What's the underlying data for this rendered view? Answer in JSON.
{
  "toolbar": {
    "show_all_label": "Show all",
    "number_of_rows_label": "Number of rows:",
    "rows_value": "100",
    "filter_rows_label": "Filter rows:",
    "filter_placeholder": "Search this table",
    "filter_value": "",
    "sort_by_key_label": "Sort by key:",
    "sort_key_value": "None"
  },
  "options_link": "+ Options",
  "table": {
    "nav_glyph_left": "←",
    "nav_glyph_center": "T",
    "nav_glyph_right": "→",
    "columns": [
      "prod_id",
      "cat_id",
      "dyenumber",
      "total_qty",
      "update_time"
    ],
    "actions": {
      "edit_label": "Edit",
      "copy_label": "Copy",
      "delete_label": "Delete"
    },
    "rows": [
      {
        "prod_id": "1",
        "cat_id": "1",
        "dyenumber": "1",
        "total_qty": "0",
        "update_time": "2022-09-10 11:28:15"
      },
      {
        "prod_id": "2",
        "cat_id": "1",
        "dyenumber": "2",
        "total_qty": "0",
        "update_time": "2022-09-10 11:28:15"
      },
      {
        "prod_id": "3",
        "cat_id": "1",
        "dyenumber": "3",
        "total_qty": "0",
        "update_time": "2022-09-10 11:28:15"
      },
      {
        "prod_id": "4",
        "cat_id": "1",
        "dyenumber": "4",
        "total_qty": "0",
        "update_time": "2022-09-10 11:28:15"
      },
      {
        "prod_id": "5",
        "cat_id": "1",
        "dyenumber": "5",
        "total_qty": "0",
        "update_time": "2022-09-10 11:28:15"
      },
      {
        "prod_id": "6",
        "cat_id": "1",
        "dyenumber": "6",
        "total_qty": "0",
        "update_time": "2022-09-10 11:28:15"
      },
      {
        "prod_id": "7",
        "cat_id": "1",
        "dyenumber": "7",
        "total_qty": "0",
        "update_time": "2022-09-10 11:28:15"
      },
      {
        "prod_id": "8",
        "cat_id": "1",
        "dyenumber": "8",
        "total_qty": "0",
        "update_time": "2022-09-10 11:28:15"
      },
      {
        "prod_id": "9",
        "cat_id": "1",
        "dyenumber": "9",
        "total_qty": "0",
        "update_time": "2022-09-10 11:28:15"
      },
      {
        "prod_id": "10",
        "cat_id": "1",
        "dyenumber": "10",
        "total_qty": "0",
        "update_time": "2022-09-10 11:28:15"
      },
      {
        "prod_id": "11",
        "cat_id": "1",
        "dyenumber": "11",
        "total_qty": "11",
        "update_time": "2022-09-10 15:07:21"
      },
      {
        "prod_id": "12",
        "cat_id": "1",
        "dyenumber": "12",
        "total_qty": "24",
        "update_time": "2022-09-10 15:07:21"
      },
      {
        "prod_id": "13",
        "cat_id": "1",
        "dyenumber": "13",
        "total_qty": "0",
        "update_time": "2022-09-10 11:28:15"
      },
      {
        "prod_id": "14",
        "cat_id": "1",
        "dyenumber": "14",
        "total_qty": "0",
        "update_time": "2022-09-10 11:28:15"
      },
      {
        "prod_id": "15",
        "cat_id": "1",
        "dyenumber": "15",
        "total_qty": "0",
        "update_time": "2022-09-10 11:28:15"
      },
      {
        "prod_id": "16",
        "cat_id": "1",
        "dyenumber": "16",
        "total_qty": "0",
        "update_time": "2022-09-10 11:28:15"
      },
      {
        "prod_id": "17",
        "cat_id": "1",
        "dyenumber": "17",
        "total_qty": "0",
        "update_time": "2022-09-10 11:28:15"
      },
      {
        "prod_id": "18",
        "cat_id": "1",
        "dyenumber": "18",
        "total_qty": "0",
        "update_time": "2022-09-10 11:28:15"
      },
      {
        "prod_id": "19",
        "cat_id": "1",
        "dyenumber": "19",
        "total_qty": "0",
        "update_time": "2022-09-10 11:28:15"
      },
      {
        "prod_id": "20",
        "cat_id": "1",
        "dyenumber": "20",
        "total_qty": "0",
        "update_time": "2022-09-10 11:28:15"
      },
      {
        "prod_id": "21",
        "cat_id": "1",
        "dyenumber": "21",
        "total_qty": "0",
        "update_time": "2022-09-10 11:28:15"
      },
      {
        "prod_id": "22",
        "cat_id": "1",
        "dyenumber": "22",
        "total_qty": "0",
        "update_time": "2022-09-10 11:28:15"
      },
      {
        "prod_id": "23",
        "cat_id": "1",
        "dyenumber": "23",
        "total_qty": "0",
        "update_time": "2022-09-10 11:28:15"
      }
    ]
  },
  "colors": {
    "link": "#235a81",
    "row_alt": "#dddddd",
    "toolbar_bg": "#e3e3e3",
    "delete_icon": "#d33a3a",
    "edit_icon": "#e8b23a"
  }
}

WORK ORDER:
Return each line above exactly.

THE ANSWER:
What's the underlying data for this rendered view? Answer in JSON.
{
  "toolbar": {
    "show_all_label": "Show all",
    "number_of_rows_label": "Number of rows:",
    "rows_value": "100",
    "filter_rows_label": "Filter rows:",
    "filter_placeholder": "Search this table",
    "filter_value": "",
    "sort_by_key_label": "Sort by key:",
    "sort_key_value": "None"
  },
  "options_link": "+ Options",
  "table": {
    "nav_glyph_left": "←",
    "nav_glyph_center": "T",
    "nav_glyph_right": "→",
    "columns": [
      "prod_id",
      "cat_id",
      "dyenumber",
      "total_qty",
      "update_time"
    ],
    "actions": {
      "edit_label": "Edit",
      "copy_label": "Copy",
      "delete_label": "Delete"
    },
    "rows": [
      {
        "prod_id": "1",
        "cat_id": "1",
        "dyenumber": "1",
        "total_qty": "0",
        "update_time": "2022-09-10 11:28:15"
      },
      {
        "prod_id": "2",
        "cat_id": "1",
        "dyenumber": "2",
        "total_qty": "0",
        "update_time": "2022-09-10 11:28:15"
      },
      {
        "prod_id": "3",
        "cat_id": "1",
        "dyenumber": "3",
        "total_qty": "0",
        "update_time": "2022-09-10 11:28:15"
      },
      {
        "prod_id": "4",
        "cat_id": "1",
        "dyenumber": "4",
        "total_qty": "0",
        "update_time": "2022-09-10 11:28:15"
      },
      {
        "prod_id": "5",
        "cat_id": "1",
        "dyenumber": "5",
        "total_qty": "0",
        "update_time": "2022-09-10 11:28:15"
      },
      {
        "prod_id": "6",
        "cat_id": "1",
        "dyenumber": "6",
        "total_qty": "0",
        "update_time": "2022-09-10 11:28:15"
      },
      {
        "prod_id": "7",
        "cat_id": "1",
        "dyenumber": "7",
        "total_qty": "0",
        "update_time": "2022-09-10 11:28:15"
      },
      {
        "prod_id": "8",
        "cat_id": "1",
        "dyenumber": "8",
        "total_qty": "0",
        "update_time": "2022-09-10 11:28:15"
      },
      {
        "prod_id": "9",
        "cat_id": "1",
        "dyenumber": "9",
        "total_qty": "0",
        "update_time": "2022-09-10 11:28:15"
      },
      {
        "prod_id": "10",
        "cat_id": "1",
        "dyenumber": "10",
        "total_qty": "0",
        "update_time": "2022-09-10 11:28:15"
      },
      {
        "prod_id": "11",
        "cat_id": "1",
        "dyenumber": "11",
        "total_qty": "11",
        "update_time": "2022-09-10 15:07:21"
      },
      {
        "prod_id": "12",
        "cat_id": "1",
        "dyenumber": "12",
        "total_qty": "24",
        "update_time": "2022-09-10 15:07:21"
      },
      {
        "prod_id": "13",
        "cat_id": "1",
        "dyenumber": "13",
        "total_qty": "0",
        "update_time": "2022-09-10 11:28:15"
      },
      {
        "prod_id": "14",
        "cat_id": "1",
        "dyenumber": "14",
        "total_qty": "0",
        "update_time": "2022-09-10 11:28:15"
      },
      {
        "prod_id": "15",
        "cat_id": "1",
        "dyenumber": "15",
        "total_qty": "0",
        "update_time": "2022-09-10 11:28:15"
      },
      {
        "prod_id": "16",
        "cat_id": "1",
        "dyenumber": "16",
        "total_qty": "0",
        "update_time": "2022-09-10 11:28:15"
      },
      {
        "prod_id": "17",
        "cat_id": "1",
        "dyenumber": "17",
        "total_qty": "0",
        "update_time": "2022-09-10 11:28:15"
      },
      {
        "prod_id": "18",
        "cat_id": "1",
        "dyenumber": "18",
        "total_qty": "0",
        "update_time": "2022-09-10 11:28:15"
      },
      {
        "prod_id": "19",
        "cat_id": "1",
        "dyenumber": "19",
        "total_qty": "0",
        "update_time": "2022-09-10 11:28:15"
      },
      {
        "prod_id": "20",
        "cat_id": "1",
        "dyenumber": "20",
        "total_qty": "0",
        "update_time": "2022-09-10 11:28:15"
      },
      {
        "prod_id": "21",
        "cat_id": "1",
        "dyenumber": "21",
        "total_qty": "0",
        "update_time": "2022-09-10 11:28:15"
      },
      {
        "prod_id": "22",
        "cat_id": "1",
        "dyenumber": "22",
        "total_qty": "0",
        "update_time": "2022-09-10 11:28:15"
      },
      {
        "prod_id": "23",
        "cat_id": "1",
        "dyenumber": "23",
        "total_qty": "0",
        "update_time": "2022-09-10 11:28:15"
      }
    ]
  },
  "colors": {
    "link": "#235a81",
    "row_alt": "#dddddd",
    "toolbar_bg": "#e3e3e3",
    "delete_icon": "#d33a3a",
    "edit_icon": "#e8b23a"
  }
}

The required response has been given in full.